In 2008, Stevens was found guilty on seven counts of making false statements to investigators. (The conviction was later overturned, though it was too late for Stevens. Having already left the Senate, he was killed in a plane crash before he was exonerated.)
For his part, Sen. Lott went on to form a Washington lobbying group after resigning from Congress, telling the Washington Post in 2010 – the year of the great Tea Party uprising:
“We don’t need a lot of Jim DeMint [Tea Party supporter] disciples [in Congress]. As soon as they get here, we need to co-opt them.”
Back to Bill and the Blue Dress Caper
Getting back to Bill Clinton’s impeachment trial, the Senate quickly found him “not guilty.” The majority included a healthy assist from the Republicans, who actually rant the Senate at the time.

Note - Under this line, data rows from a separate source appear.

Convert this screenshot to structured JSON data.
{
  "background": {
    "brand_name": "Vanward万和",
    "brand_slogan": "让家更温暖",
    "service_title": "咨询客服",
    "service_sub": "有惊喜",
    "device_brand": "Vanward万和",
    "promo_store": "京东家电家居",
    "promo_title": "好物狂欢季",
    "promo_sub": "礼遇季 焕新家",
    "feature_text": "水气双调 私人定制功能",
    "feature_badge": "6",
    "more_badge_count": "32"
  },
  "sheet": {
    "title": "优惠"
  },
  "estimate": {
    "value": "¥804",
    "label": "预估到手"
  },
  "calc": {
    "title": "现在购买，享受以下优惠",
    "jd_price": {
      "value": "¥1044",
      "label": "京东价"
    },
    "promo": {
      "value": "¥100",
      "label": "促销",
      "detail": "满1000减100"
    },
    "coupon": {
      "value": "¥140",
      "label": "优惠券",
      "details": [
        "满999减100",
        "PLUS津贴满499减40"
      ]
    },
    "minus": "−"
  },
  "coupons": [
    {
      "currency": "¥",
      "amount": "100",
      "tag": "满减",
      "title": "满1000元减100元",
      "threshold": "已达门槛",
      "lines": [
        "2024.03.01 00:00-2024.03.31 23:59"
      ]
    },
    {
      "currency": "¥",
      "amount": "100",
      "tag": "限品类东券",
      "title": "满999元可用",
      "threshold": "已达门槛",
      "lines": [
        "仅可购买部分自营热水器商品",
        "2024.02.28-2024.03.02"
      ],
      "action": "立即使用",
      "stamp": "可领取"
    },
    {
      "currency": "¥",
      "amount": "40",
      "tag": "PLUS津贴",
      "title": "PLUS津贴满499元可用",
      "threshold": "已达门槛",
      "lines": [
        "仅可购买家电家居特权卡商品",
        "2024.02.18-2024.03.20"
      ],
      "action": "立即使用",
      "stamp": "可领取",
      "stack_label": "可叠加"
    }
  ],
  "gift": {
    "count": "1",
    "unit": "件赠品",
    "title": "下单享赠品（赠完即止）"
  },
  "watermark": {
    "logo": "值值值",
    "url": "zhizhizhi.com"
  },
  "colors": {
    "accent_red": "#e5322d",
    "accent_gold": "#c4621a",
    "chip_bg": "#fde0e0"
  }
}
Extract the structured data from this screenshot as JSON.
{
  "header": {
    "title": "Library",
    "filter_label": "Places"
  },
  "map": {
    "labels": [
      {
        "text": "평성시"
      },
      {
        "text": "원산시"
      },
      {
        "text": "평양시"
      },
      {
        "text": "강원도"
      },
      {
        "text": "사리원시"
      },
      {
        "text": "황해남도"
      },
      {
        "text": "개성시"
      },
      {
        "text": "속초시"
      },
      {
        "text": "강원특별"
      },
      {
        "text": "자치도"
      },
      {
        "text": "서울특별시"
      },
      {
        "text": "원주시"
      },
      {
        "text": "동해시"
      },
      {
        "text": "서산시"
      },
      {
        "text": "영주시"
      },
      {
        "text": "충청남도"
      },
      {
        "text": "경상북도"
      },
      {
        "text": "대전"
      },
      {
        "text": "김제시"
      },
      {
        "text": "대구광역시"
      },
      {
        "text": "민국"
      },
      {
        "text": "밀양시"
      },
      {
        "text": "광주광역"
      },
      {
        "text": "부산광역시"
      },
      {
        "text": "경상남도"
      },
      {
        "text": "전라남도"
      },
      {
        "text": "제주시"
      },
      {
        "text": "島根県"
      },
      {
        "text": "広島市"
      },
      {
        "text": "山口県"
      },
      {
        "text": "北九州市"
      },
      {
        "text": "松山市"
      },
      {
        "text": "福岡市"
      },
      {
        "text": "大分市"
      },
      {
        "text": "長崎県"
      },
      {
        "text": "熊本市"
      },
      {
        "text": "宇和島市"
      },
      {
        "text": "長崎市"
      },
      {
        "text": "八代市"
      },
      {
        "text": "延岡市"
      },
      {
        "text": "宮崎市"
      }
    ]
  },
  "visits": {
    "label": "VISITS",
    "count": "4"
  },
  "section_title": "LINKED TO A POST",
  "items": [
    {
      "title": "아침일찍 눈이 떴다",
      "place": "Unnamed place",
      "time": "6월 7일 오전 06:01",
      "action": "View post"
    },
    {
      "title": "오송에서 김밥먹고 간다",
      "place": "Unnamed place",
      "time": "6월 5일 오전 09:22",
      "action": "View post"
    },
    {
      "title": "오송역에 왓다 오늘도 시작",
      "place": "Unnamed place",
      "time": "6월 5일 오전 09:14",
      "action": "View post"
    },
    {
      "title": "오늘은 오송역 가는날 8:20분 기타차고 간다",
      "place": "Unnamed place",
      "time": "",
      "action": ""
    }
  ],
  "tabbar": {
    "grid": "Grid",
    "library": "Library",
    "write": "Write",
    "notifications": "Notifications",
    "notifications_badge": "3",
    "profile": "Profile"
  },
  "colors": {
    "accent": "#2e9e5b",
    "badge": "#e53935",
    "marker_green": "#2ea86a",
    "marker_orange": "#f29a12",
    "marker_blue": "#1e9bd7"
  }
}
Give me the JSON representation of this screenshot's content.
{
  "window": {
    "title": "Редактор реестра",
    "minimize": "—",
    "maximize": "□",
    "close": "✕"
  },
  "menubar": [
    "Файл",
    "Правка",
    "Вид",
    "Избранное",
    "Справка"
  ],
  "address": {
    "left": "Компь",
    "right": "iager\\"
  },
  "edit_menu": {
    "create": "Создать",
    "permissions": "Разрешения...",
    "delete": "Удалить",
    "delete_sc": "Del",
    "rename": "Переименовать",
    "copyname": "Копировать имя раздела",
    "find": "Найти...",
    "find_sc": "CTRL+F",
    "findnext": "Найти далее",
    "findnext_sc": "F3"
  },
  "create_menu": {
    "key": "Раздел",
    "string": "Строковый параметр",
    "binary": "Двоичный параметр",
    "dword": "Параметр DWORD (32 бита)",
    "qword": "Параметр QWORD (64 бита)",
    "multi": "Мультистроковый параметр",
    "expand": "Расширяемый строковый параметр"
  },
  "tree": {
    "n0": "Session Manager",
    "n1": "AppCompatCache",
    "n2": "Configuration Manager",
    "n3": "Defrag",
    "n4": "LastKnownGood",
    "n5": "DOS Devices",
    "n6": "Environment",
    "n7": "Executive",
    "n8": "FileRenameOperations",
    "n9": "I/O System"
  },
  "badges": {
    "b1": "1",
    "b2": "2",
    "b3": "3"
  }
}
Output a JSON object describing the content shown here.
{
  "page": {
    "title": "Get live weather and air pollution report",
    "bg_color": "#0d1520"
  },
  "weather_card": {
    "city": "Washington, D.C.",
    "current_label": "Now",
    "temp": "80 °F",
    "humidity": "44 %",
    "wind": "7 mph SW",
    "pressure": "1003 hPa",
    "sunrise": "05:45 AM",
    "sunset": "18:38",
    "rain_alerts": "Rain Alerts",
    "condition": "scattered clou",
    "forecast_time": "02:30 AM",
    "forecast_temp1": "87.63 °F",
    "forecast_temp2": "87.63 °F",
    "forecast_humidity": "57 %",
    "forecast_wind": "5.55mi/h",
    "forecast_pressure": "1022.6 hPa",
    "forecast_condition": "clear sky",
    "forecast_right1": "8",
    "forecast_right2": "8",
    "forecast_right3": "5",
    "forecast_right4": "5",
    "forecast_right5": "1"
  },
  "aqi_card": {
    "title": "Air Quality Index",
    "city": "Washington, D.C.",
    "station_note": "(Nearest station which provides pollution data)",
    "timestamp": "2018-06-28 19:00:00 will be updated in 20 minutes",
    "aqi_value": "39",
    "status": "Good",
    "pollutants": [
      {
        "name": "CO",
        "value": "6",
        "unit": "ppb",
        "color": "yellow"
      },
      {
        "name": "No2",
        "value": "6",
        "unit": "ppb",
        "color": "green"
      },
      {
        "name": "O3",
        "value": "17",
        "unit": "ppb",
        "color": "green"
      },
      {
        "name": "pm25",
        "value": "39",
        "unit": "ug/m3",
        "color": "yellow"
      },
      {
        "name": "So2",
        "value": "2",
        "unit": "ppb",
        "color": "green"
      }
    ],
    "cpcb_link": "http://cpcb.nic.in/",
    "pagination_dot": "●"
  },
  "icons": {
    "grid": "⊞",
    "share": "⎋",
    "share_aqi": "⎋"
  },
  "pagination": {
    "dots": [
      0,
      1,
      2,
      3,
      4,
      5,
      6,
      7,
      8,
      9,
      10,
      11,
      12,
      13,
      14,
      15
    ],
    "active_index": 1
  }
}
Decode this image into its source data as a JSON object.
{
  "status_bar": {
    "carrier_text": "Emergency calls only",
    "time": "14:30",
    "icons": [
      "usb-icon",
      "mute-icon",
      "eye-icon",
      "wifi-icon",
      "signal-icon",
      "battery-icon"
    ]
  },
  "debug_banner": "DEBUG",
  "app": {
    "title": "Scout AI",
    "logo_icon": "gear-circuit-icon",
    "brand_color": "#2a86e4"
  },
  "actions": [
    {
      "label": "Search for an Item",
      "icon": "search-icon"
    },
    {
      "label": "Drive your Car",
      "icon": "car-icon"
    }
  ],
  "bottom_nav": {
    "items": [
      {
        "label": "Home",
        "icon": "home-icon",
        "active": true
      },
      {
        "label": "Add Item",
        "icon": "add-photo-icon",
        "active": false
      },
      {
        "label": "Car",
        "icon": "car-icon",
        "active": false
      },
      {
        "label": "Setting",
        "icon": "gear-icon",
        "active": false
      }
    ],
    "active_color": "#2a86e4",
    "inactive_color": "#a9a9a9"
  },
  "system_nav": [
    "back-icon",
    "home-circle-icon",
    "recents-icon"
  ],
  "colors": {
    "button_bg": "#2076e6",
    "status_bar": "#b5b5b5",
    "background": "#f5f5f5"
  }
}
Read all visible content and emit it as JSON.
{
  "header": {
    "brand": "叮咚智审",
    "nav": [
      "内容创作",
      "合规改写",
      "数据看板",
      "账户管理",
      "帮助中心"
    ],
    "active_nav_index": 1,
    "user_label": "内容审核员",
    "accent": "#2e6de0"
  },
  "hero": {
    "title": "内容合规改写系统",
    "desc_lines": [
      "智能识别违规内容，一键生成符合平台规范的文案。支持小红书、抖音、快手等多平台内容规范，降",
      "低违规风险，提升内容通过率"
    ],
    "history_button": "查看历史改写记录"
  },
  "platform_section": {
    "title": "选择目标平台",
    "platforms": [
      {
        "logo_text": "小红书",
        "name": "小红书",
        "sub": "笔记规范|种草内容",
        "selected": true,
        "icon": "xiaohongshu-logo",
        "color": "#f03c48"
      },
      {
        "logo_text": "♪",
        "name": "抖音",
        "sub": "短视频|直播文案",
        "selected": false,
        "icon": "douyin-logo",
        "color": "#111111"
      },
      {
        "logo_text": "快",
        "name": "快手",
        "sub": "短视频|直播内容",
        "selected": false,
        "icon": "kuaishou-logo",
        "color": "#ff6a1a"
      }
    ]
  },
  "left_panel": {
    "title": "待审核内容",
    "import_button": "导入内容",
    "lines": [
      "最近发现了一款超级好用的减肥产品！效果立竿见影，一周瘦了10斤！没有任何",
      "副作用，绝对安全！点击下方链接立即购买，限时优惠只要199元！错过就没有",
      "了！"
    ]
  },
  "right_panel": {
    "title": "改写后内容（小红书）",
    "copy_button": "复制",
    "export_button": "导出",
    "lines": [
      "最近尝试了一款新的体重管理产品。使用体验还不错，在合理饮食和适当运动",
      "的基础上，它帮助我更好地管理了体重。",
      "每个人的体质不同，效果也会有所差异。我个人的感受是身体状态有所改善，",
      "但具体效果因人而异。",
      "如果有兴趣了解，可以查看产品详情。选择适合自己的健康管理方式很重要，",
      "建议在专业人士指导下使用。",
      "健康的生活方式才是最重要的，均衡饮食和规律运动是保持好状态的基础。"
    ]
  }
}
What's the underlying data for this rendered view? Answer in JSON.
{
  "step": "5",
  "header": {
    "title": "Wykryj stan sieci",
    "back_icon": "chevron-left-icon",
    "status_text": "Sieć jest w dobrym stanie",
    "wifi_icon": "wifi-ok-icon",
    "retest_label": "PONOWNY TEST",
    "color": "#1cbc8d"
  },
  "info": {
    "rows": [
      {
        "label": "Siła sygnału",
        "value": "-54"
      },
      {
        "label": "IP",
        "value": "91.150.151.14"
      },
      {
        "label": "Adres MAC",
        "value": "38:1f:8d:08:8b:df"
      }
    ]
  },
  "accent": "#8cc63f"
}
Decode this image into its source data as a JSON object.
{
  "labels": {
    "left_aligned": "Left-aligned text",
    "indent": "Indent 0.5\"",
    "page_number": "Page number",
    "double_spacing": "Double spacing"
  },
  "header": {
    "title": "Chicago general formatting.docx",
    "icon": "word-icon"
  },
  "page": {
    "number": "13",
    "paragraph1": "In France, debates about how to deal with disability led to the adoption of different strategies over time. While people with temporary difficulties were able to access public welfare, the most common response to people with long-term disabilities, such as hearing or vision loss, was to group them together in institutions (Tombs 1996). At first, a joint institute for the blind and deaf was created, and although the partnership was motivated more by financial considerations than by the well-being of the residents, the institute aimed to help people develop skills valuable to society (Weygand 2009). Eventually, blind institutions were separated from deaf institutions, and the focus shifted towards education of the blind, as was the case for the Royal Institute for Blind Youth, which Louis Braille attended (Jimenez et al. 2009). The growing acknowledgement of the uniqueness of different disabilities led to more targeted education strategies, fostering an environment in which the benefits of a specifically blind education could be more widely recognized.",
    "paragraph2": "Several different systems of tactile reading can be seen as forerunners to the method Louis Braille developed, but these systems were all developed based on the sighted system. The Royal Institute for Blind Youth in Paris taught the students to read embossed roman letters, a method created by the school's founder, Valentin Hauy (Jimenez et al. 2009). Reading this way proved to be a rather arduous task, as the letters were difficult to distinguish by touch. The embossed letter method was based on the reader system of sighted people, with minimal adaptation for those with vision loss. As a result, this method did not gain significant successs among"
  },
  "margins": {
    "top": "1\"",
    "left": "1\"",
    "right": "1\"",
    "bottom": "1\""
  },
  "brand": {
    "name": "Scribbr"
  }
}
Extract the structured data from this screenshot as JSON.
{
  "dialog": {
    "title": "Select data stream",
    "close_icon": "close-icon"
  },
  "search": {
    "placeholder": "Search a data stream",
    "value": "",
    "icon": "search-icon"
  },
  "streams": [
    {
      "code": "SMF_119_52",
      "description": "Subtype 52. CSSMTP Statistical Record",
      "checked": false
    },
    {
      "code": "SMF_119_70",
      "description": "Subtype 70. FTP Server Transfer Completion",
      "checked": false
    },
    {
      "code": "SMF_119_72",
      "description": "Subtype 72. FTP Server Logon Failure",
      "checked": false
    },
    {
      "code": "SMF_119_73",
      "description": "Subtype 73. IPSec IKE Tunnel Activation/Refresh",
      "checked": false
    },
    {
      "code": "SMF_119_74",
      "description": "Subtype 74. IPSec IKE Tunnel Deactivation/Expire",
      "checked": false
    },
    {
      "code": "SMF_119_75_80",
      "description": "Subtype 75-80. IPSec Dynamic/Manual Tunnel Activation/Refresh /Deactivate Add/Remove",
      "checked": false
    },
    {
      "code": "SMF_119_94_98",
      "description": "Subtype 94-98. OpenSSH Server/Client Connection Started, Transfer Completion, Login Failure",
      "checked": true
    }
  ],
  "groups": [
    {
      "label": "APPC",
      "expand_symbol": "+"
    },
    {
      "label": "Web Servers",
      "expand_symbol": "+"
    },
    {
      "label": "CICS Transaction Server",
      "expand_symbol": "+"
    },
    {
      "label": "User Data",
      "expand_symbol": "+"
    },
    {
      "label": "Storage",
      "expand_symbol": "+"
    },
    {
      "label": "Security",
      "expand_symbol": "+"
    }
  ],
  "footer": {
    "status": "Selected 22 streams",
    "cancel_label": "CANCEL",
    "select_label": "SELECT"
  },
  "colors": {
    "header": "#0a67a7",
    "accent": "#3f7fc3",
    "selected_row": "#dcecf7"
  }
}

Voting not guilty along with 45 Democrats on the charges of perjury and obstruction of justice were:
- Sen. John H. Chafee (R-Rhode Island)
- Sen. Susan Collins (R-Maine)
- Sen. James M. Jeffords (R-Vermont)
- Sen. Olympia J. Snow (R-Maine)
- Sen. Arlen Specter (R-Pennsylvania)
Voting not guilty with Democrats on the single charge of perjury:
- Sen. Slade Gorton (R-Washington)
- Sen. Richard C. Shelby (R-Alabama)
- Sen. Ted Stevens (R-Alaska)
- Sen. Fred Thompson (R-Tennessee)
- Sen. John Warner (R-Virginia)
Like pork in Washington, Clintons still untouchable in Hollywood
It’s understandable why both the History Channel and Hollywood itself would pass on making a docudrama based on Bill Clinton’s impeachment trial. After all, a compelling, true-life drama requires conflict in order to hold the audience’s interest.
Less compelling, though, is how Republicans and Democrats worked so well together – “in the spirit of bipartisanship” – to push aside a bothersome impeachment trial they saw as an obstacle to their pre-arranged onslaught of pork-barrel spending.
And today, people still wonder why our national debt stands at $21.1 trillion.
Oh, by the way, the former GOP House Chief Investigative Council David Schipper has one more tidbit to add on the subject.
“A great deal of evidentiary material remains under seal or in the executive protection of the House Judiciary Committee.”
It seems Republican leaders continue to conceal evidence of Bill Clinton’s one-man war on women.
Top images: Composite photos of television set with White House photo of
President Bill Clinton and White House intern Monica Lewinsky.